The three historic sites operated by the Battle of Franklin Trust will no longer host events such as weddings, summer concerts, or the annual Bootlegger’s Bash, according to a notice on the BOFT website.

Times have changed over the past decade, the notice from CEO Eric Jacobson said. Historic sites typically offered to serve as a location for weddings and other social events, as well as holiday functions, parties and ghost tours. These helped to boost revenue for the historic places, to supplement what it gained through regularly scheduled tours.

But playing host to such events is no longer necessary at Carnton, Carter House, and Rippavilla, significant sites that played a huge role in Civil War history and beyond. 

“Over 20 years ago, Carnton’s day-to-day tourism attendance was barely 10 percent of what it is today,” Jacobson said through the website notice. “In recent years we have scaled back events, and now we are ready to take the next step.  

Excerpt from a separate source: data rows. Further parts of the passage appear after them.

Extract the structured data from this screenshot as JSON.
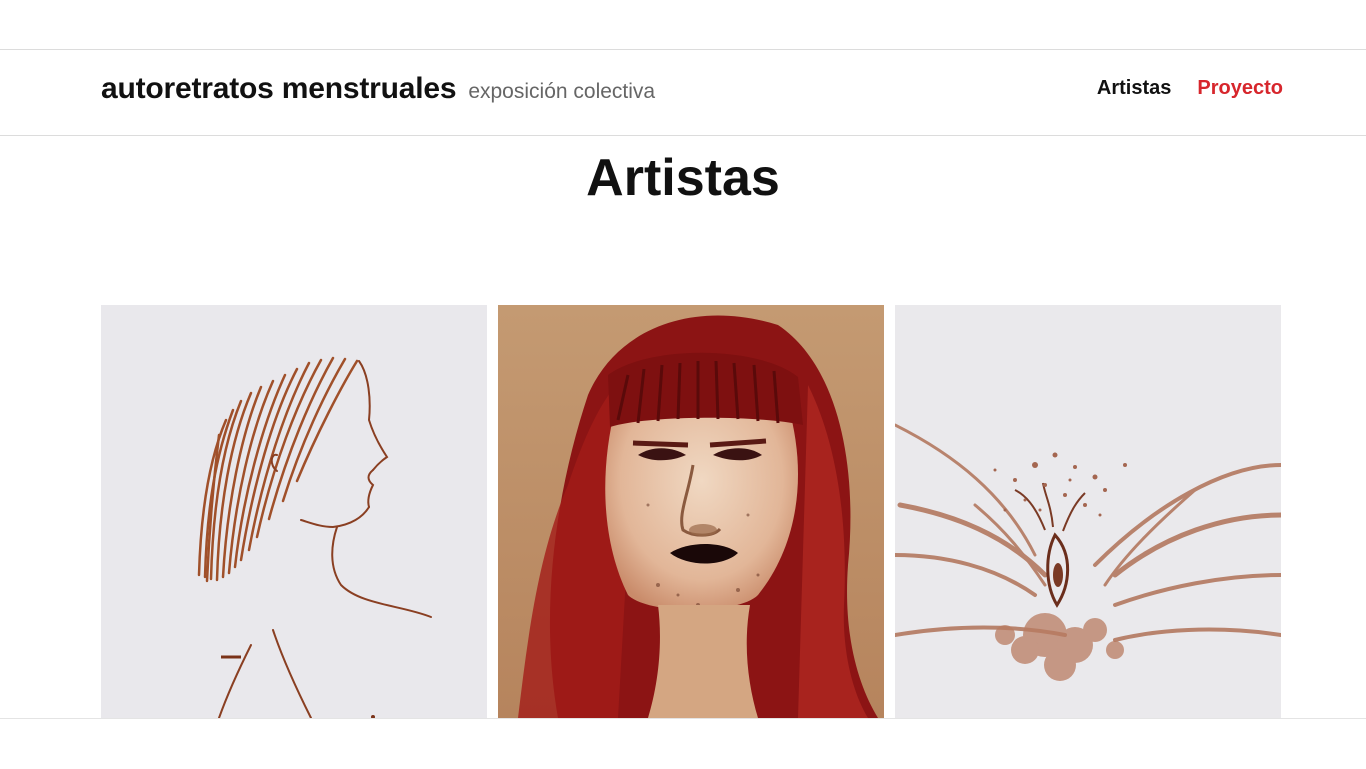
{
  "site": {
    "title": "autoretratos menstruales",
    "subtitle": "exposición colectiva"
  },
  "nav": {
    "items": [
      {
        "label": "Artistas"
      },
      {
        "label": "Proyecto"
      }
    ]
  },
  "main": {
    "heading": "Artistas"
  },
  "gallery": {
    "artworks": [
      {
        "icon": "profile-line-drawing"
      },
      {
        "icon": "red-haired-portrait"
      },
      {
        "icon": "abstract-floral"
      }
    ]
  },
  "colors": {
    "accent": "#d7262c",
    "text": "#111111",
    "muted": "#666666"
  }
}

“Events have simply become a less necessary part of who we are, and that includes Carter House and Rippavilla. Our focus must shift almost solely to the 100,000-plus visitors who come out every year. Our focus must be on the future and how to respectfully manage these important historic sites.”

The change includes Sunday’s concert at Carnton and future shows that have been held as part of the summer concert series. BFOT will also no longer be booking weddings and will only host those already scheduled. The annual Bootlegger’s Bash has ended at Carnton as well.

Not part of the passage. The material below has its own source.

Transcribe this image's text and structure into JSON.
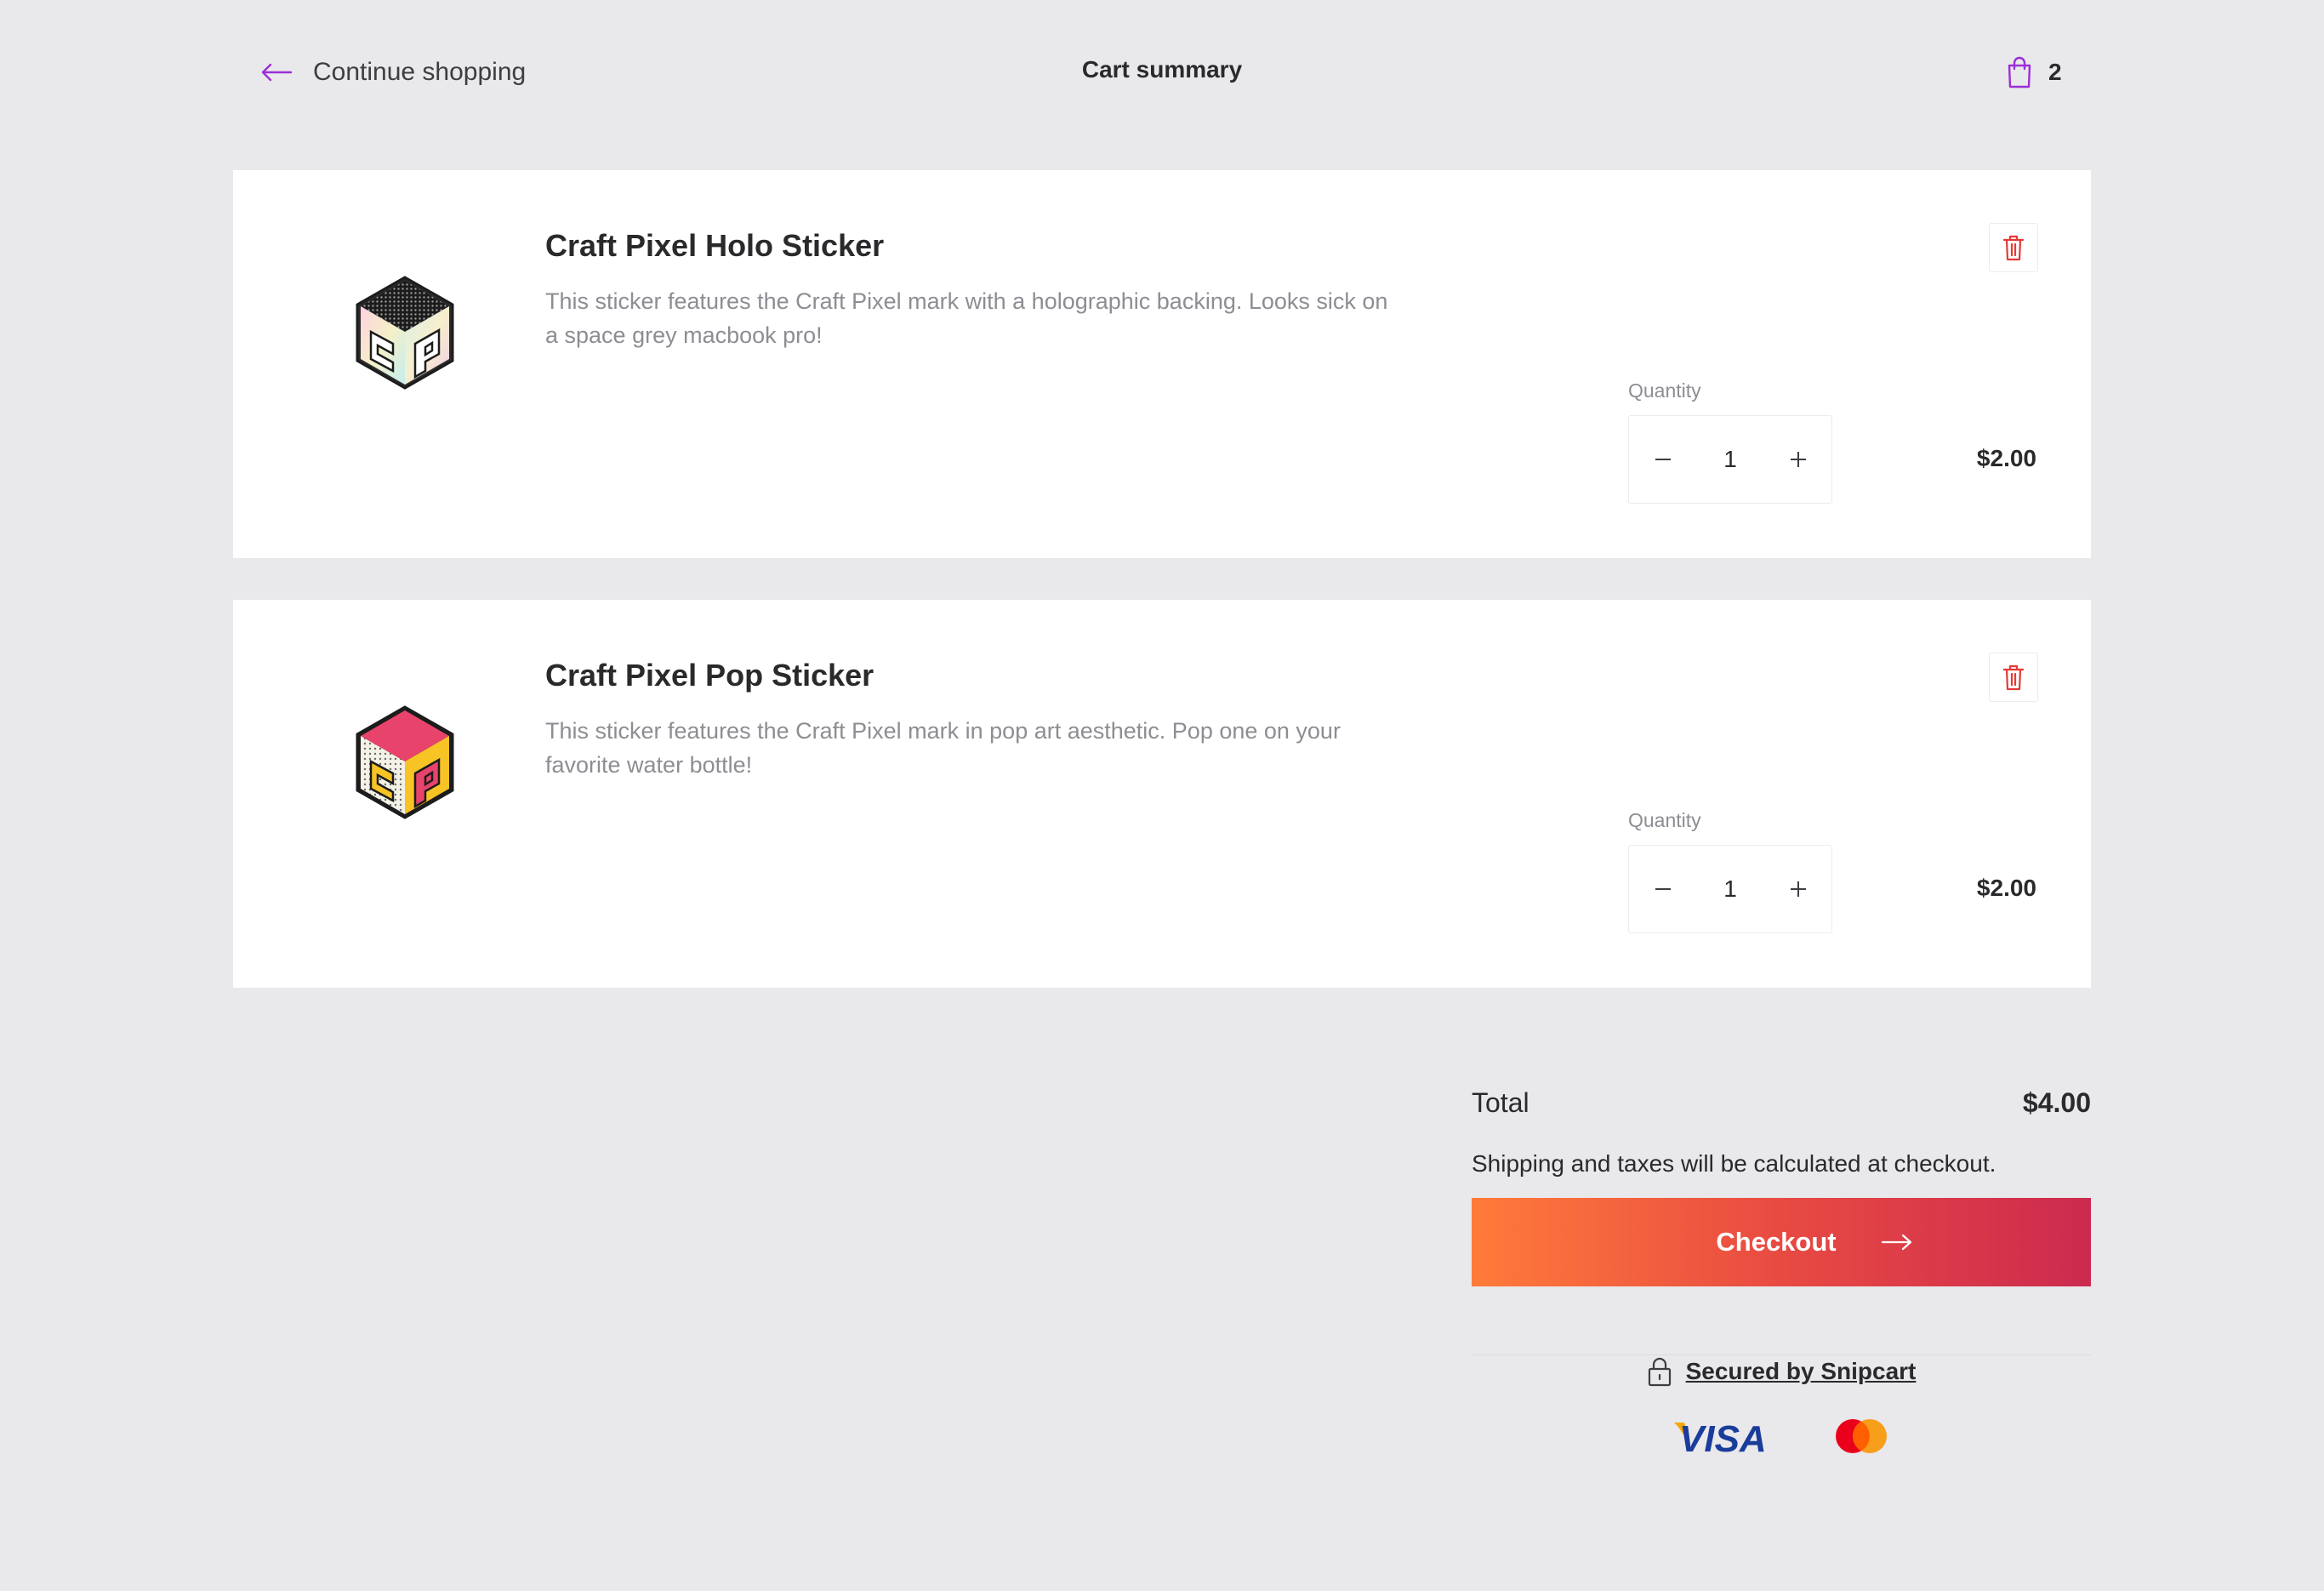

The organization will continue to have its annual Legacy Dinner and its commemorations of the Battles of Spring Hill and Franklin, and it’s assessing how to handle the Descendants Reunion program going forward.